**Activity**
Output every entry exactly as given.

**Source material**
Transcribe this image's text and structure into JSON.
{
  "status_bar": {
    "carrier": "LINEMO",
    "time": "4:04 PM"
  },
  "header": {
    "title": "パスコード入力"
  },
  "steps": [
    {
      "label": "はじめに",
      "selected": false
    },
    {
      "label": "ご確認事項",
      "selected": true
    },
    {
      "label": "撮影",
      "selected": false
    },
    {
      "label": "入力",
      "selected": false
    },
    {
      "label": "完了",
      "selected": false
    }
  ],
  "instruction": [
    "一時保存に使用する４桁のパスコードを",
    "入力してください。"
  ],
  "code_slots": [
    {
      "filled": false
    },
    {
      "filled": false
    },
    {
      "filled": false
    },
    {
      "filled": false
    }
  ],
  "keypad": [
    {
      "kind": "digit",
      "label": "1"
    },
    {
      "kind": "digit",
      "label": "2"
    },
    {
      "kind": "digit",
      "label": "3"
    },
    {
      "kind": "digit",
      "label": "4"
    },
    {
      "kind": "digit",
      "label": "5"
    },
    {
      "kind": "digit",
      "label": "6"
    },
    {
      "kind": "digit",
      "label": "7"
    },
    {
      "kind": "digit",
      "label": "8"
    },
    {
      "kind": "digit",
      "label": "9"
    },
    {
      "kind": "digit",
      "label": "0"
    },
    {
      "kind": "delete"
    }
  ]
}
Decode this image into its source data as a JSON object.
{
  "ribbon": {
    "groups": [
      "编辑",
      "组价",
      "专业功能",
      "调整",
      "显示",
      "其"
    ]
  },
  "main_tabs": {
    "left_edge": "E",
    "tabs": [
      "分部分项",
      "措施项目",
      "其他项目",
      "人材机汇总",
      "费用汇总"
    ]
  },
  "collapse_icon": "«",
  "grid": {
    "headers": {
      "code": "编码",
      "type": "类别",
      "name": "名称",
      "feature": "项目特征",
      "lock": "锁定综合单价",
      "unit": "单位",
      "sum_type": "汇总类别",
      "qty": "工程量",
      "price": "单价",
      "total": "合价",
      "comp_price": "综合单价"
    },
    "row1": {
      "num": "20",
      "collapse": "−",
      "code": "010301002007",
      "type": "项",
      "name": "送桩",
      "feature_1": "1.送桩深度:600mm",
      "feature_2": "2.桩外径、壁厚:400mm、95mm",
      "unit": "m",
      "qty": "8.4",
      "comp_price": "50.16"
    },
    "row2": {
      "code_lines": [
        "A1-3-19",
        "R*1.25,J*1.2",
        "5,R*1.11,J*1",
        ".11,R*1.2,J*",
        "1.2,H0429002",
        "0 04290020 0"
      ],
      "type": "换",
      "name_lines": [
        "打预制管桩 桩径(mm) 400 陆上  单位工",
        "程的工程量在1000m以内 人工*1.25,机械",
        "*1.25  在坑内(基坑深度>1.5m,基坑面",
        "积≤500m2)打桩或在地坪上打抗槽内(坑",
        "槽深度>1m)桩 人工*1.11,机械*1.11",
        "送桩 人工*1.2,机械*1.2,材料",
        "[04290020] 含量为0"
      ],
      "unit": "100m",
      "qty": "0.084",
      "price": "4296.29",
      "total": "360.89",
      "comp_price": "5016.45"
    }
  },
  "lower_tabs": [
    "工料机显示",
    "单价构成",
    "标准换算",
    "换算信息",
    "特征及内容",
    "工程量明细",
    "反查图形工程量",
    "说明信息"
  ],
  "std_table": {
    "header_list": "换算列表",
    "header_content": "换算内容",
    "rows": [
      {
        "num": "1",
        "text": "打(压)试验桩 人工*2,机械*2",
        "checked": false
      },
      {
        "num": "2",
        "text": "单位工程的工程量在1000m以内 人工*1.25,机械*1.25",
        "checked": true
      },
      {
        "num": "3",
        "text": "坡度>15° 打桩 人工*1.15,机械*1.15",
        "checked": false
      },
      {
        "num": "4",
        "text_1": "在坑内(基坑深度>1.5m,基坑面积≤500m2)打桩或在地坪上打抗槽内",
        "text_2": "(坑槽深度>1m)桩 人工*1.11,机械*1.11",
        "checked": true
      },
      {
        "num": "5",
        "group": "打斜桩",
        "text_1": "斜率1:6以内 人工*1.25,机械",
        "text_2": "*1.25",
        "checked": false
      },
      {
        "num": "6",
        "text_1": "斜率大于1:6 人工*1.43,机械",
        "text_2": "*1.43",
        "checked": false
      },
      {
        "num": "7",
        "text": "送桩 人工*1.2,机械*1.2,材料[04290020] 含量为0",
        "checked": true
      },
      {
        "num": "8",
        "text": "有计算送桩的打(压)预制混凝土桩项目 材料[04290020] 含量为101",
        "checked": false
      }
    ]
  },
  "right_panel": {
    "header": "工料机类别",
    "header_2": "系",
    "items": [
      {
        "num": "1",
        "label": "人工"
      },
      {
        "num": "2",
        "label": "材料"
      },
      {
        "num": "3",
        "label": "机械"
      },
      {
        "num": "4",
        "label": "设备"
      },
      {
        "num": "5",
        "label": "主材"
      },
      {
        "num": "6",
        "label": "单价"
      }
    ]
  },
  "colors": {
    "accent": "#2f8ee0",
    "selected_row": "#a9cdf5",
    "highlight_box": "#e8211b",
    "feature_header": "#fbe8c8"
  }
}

**Solution to this problem**
Transcribe this image's text and structure into JSON.
{
  "status_bar": {
    "carrier": "LINEMO",
    "time": "4:04 PM"
  },
  "header": {
    "title": "パスコード入力"
  },
  "steps": [
    {
      "label": "はじめに",
      "selected": false
    },
    {
      "label": "ご確認事項",
      "selected": true
    },
    {
      "label": "撮影",
      "selected": false
    },
    {
      "label": "入力",
      "selected": false
    },
    {
      "label": "完了",
      "selected": false
    }
  ],
  "instruction": [
    "一時保存に使用する４桁のパスコードを",
    "入力してください。"
  ],
  "code_slots": [
    {
      "filled": false
    },
    {
      "filled": false
    },
    {
      "filled": false
    },
    {
      "filled": false
    }
  ],
  "keypad": [
    {
      "kind": "digit",
      "label": "1"
    },
    {
      "kind": "digit",
      "label": "2"
    },
    {
      "kind": "digit",
      "label": "3"
    },
    {
      "kind": "digit",
      "label": "4"
    },
    {
      "kind": "digit",
      "label": "5"
    },
    {
      "kind": "digit",
      "label": "6"
    },
    {
      "kind": "digit",
      "label": "7"
    },
    {
      "kind": "digit",
      "label": "8"
    },
    {
      "kind": "digit",
      "label": "9"
    },
    {
      "kind": "digit",
      "label": "0"
    },
    {
      "kind": "delete"
    }
  ]
}
Decode this image into its source data as a JSON object.
{
  "ribbon": {
    "groups": [
      "编辑",
      "组价",
      "专业功能",
      "调整",
      "显示",
      "其"
    ]
  },
  "main_tabs": {
    "left_edge": "E",
    "tabs": [
      "分部分项",
      "措施项目",
      "其他项目",
      "人材机汇总",
      "费用汇总"
    ]
  },
  "collapse_icon": "«",
  "grid": {
    "headers": {
      "code": "编码",
      "type": "类别",
      "name": "名称",
      "feature": "项目特征",
      "lock": "锁定综合单价",
      "unit": "单位",
      "sum_type": "汇总类别",
      "qty": "工程量",
      "price": "单价",
      "total": "合价",
      "comp_price": "综合单价"
    },
    "row1": {
      "num": "20",
      "collapse": "−",
      "code": "010301002007",
      "type": "项",
      "name": "送桩",
      "feature_1": "1.送桩深度:600mm",
      "feature_2": "2.桩外径、壁厚:400mm、95mm",
      "unit": "m",
      "qty": "8.4",
      "comp_price": "50.16"
    },
    "row2": {
      "code_lines": [
        "A1-3-19",
        "R*1.25,J*1.2",
        "5,R*1.11,J*1",
        ".11,R*1.2,J*",
        "1.2,H0429002",
        "0 04290020 0"
      ],
      "type": "换",
      "name_lines": [
        "打预制管桩 桩径(mm) 400 陆上  单位工",
        "程的工程量在1000m以内 人工*1.25,机械",
        "*1.25  在坑内(基坑深度>1.5m,基坑面",
        "积≤500m2)打桩或在地坪上打抗槽内(坑",
        "槽深度>1m)桩 人工*1.11,机械*1.11",
        "送桩 人工*1.2,机械*1.2,材料",
        "[04290020] 含量为0"
      ],
      "unit": "100m",
      "qty": "0.084",
      "price": "4296.29",
      "total": "360.89",
      "comp_price": "5016.45"
    }
  },
  "lower_tabs": [
    "工料机显示",
    "单价构成",
    "标准换算",
    "换算信息",
    "特征及内容",
    "工程量明细",
    "反查图形工程量",
    "说明信息"
  ],
  "std_table": {
    "header_list": "换算列表",
    "header_content": "换算内容",
    "rows": [
      {
        "num": "1",
        "text": "打(压)试验桩 人工*2,机械*2",
        "checked": false
      },
      {
        "num": "2",
        "text": "单位工程的工程量在1000m以内 人工*1.25,机械*1.25",
        "checked": true
      },
      {
        "num": "3",
        "text": "坡度>15° 打桩 人工*1.15,机械*1.15",
        "checked": false
      },
      {
        "num": "4",
        "text_1": "在坑内(基坑深度>1.5m,基坑面积≤500m2)打桩或在地坪上打抗槽内",
        "text_2": "(坑槽深度>1m)桩 人工*1.11,机械*1.11",
        "checked": true
      },
      {
        "num": "5",
        "group": "打斜桩",
        "text_1": "斜率1:6以内 人工*1.25,机械",
        "text_2": "*1.25",
        "checked": false
      },
      {
        "num": "6",
        "text_1": "斜率大于1:6 人工*1.43,机械",
        "text_2": "*1.43",
        "checked": false
      },
      {
        "num": "7",
        "text": "送桩 人工*1.2,机械*1.2,材料[04290020] 含量为0",
        "checked": true
      },
      {
        "num": "8",
        "text": "有计算送桩的打(压)预制混凝土桩项目 材料[04290020] 含量为101",
        "checked": false
      }
    ]
  },
  "right_panel": {
    "header": "工料机类别",
    "header_2": "系",
    "items": [
      {
        "num": "1",
        "label": "人工"
      },
      {
        "num": "2",
        "label": "材料"
      },
      {
        "num": "3",
        "label": "机械"
      },
      {
        "num": "4",
        "label": "设备"
      },
      {
        "num": "5",
        "label": "主材"
      },
      {
        "num": "6",
        "label": "单价"
      }
    ]
  },
  "colors": {
    "accent": "#2f8ee0",
    "selected_row": "#a9cdf5",
    "highlight_box": "#e8211b",
    "feature_header": "#fbe8c8"
  }
}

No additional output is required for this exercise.